= WORK INSTRUCTIONS =
Return all the lines below in which the string "rank" appears.

□ □ □ □ □ □ □

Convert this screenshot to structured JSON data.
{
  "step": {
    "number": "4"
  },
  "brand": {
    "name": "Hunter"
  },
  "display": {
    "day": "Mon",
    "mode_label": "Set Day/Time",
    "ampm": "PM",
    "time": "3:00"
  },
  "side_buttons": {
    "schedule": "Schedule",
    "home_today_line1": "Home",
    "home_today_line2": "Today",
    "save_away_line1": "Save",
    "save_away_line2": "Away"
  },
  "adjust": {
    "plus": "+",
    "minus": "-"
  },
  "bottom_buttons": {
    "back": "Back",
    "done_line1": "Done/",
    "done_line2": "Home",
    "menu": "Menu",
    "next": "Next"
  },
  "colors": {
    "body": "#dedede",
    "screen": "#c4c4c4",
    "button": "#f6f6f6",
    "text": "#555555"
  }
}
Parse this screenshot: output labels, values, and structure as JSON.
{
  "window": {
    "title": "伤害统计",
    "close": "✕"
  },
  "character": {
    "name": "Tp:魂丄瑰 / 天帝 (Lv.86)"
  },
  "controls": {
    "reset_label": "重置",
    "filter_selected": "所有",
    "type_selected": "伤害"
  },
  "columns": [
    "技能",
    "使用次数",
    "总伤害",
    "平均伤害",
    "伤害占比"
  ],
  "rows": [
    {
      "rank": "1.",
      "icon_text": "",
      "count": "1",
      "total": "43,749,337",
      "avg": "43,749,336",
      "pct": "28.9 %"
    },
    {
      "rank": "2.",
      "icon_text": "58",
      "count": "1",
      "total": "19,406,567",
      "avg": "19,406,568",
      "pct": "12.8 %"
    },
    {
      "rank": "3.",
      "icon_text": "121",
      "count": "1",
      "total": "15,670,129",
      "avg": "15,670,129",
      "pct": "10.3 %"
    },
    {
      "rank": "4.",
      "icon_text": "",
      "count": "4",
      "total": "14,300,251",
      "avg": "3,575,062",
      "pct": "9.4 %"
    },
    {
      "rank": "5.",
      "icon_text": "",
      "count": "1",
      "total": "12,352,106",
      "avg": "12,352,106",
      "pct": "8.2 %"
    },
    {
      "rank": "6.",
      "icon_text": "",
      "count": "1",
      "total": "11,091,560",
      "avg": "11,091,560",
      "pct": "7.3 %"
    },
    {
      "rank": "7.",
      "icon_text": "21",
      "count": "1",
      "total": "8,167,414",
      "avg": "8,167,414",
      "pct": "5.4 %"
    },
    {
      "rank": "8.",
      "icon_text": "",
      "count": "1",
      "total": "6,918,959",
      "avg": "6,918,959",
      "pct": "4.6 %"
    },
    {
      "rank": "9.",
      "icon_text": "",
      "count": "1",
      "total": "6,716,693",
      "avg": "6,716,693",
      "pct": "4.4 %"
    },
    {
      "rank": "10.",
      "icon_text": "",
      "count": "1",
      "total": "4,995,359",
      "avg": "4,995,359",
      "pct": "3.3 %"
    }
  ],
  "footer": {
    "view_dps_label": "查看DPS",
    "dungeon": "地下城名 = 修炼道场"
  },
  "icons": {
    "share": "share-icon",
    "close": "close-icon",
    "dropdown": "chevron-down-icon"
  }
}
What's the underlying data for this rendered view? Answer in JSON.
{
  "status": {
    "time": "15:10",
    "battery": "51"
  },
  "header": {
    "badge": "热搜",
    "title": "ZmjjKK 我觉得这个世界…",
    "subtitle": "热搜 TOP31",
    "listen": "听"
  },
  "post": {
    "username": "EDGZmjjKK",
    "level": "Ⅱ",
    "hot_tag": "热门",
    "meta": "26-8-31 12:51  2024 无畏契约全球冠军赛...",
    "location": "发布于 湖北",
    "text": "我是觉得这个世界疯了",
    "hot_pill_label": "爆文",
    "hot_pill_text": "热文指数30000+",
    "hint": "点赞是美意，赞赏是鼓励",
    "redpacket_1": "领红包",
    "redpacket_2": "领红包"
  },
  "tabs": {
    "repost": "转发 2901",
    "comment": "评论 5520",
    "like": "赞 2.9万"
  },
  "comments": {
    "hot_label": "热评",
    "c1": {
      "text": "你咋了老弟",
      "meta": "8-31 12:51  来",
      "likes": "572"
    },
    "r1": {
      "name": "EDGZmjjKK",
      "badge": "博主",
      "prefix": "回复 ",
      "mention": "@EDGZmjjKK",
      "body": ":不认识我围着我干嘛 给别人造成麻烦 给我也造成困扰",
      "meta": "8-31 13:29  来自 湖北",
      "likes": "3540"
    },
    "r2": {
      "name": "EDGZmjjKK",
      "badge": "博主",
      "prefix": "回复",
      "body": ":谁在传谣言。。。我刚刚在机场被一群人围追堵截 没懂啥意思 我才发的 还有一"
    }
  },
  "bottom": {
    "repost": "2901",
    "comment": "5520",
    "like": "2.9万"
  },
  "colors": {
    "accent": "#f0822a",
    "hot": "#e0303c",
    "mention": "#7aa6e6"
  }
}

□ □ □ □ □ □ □

= TASK OUTPUT =
      "rank": "1.",
      "rank": "2.",
      "rank": "3.",
      "rank": "4.",
      "rank": "5.",
      "rank": "6.",
      "rank": "7.",
      "rank": "8.",
      "rank": "9.",
      "rank": "10.",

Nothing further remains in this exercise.